▶ [What needs to be done]:
Which lines of the listing hold the string "screenshot"? Copy those lines.
--- Supplied records ---
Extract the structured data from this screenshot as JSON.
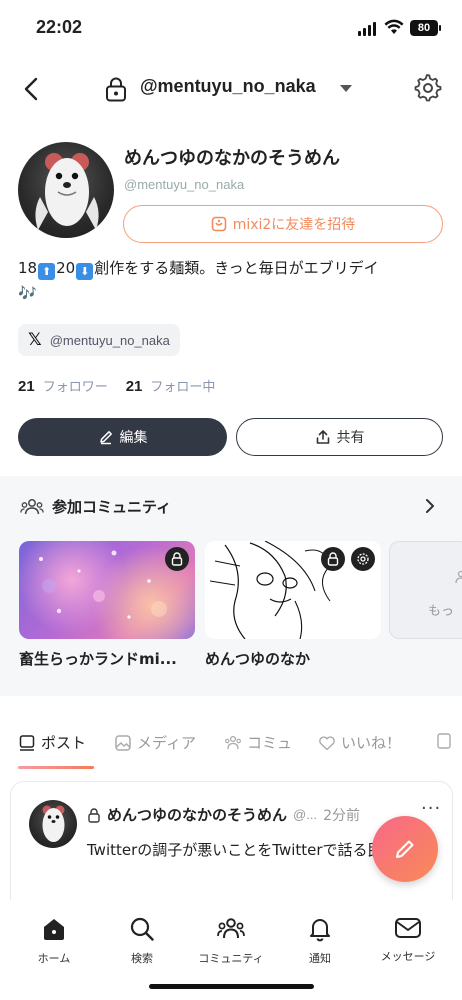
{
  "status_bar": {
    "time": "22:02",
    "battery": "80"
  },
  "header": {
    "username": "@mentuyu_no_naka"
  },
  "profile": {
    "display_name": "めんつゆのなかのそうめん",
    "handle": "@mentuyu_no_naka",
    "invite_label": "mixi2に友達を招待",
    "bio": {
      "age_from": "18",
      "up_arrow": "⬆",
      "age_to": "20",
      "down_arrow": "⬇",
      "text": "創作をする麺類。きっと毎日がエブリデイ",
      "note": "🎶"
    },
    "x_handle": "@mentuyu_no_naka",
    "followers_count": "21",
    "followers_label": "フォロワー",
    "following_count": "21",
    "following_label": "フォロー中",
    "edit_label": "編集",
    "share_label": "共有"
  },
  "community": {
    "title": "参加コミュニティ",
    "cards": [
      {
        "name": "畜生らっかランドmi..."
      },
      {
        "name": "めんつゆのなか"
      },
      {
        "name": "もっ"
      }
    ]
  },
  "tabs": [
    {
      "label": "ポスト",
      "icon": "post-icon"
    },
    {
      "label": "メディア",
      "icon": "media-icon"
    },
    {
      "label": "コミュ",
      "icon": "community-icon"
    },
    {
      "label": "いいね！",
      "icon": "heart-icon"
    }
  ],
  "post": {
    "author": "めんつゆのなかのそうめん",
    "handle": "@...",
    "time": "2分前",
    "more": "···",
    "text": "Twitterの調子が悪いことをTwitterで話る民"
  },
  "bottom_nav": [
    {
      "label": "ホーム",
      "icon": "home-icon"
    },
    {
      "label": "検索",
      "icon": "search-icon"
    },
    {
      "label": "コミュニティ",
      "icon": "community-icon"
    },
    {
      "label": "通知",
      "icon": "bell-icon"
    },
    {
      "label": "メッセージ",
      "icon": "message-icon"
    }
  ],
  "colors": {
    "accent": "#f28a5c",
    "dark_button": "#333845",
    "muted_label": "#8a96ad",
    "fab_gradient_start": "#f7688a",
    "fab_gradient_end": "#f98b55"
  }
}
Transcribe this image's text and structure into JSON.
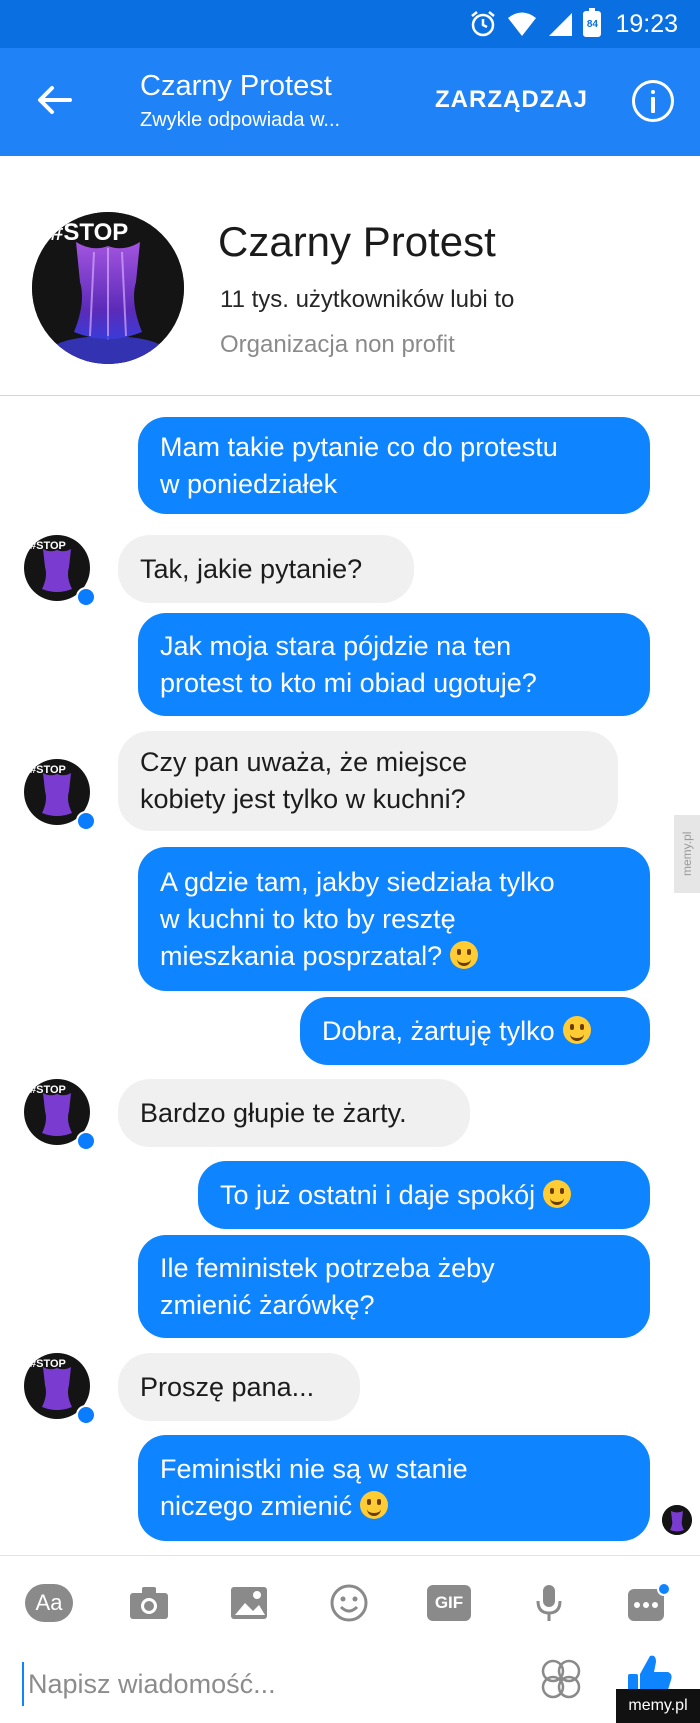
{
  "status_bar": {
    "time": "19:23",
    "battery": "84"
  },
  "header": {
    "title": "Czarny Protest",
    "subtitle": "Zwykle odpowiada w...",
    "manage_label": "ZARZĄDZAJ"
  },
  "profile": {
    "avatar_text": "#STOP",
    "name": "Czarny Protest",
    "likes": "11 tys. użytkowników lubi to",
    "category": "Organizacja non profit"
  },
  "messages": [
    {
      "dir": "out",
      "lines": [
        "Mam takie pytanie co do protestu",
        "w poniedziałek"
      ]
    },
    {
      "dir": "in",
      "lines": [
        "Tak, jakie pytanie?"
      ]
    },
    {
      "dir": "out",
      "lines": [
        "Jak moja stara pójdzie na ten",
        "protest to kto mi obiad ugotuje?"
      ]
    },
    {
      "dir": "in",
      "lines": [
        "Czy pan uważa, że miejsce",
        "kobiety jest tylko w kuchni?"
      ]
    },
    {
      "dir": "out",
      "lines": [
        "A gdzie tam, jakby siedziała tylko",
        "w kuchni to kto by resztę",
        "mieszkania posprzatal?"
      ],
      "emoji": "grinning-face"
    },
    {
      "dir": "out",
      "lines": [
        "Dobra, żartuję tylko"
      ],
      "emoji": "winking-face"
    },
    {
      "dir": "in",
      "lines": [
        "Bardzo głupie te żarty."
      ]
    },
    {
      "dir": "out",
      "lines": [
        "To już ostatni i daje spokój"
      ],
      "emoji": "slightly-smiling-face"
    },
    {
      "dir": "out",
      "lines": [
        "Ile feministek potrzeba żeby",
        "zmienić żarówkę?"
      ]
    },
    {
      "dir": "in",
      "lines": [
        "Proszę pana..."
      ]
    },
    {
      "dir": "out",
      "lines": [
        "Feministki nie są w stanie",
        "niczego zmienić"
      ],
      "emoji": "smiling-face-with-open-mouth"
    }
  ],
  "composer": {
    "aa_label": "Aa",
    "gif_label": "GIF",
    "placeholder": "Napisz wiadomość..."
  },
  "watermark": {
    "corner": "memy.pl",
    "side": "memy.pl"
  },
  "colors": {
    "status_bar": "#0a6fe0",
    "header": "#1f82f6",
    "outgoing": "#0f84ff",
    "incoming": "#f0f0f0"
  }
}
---
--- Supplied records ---
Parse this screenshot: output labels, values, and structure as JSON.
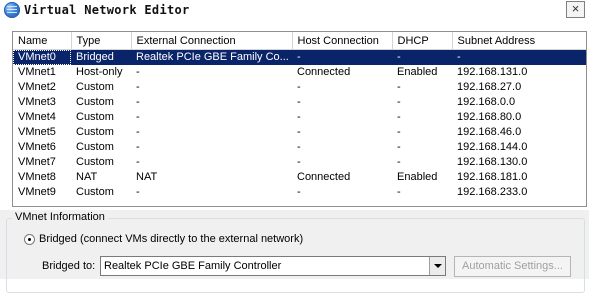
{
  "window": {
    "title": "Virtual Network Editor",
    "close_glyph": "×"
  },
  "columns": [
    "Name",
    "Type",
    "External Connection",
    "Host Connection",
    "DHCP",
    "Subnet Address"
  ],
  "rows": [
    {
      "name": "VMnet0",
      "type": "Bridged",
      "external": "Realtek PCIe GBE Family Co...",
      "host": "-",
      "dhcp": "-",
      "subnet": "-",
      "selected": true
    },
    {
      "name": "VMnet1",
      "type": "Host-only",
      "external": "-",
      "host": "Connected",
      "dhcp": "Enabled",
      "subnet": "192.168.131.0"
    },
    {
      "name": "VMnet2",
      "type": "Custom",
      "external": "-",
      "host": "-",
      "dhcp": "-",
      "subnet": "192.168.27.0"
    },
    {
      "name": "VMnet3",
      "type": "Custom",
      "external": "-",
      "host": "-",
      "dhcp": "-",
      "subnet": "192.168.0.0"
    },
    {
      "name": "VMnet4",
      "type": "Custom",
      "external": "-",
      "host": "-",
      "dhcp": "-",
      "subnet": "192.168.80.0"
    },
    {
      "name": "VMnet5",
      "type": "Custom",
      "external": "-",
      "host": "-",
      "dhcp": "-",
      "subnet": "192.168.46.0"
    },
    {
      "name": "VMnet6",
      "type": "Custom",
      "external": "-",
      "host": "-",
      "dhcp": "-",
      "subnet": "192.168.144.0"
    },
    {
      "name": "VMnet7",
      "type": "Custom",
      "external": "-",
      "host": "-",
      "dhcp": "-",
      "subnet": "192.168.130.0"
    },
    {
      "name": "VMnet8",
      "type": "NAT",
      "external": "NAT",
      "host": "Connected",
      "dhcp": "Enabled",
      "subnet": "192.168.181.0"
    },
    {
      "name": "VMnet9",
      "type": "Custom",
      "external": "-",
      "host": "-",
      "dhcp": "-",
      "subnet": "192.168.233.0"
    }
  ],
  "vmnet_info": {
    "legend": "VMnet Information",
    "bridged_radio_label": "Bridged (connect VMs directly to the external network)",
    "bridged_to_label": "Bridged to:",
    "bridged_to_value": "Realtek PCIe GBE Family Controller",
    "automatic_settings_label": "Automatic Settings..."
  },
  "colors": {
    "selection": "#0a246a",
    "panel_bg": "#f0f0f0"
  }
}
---
▶ [Output of the exercise]:
Extract the structured data from this screenshot as JSON.
Parse this screenshot: output labels, values, and structure as JSON.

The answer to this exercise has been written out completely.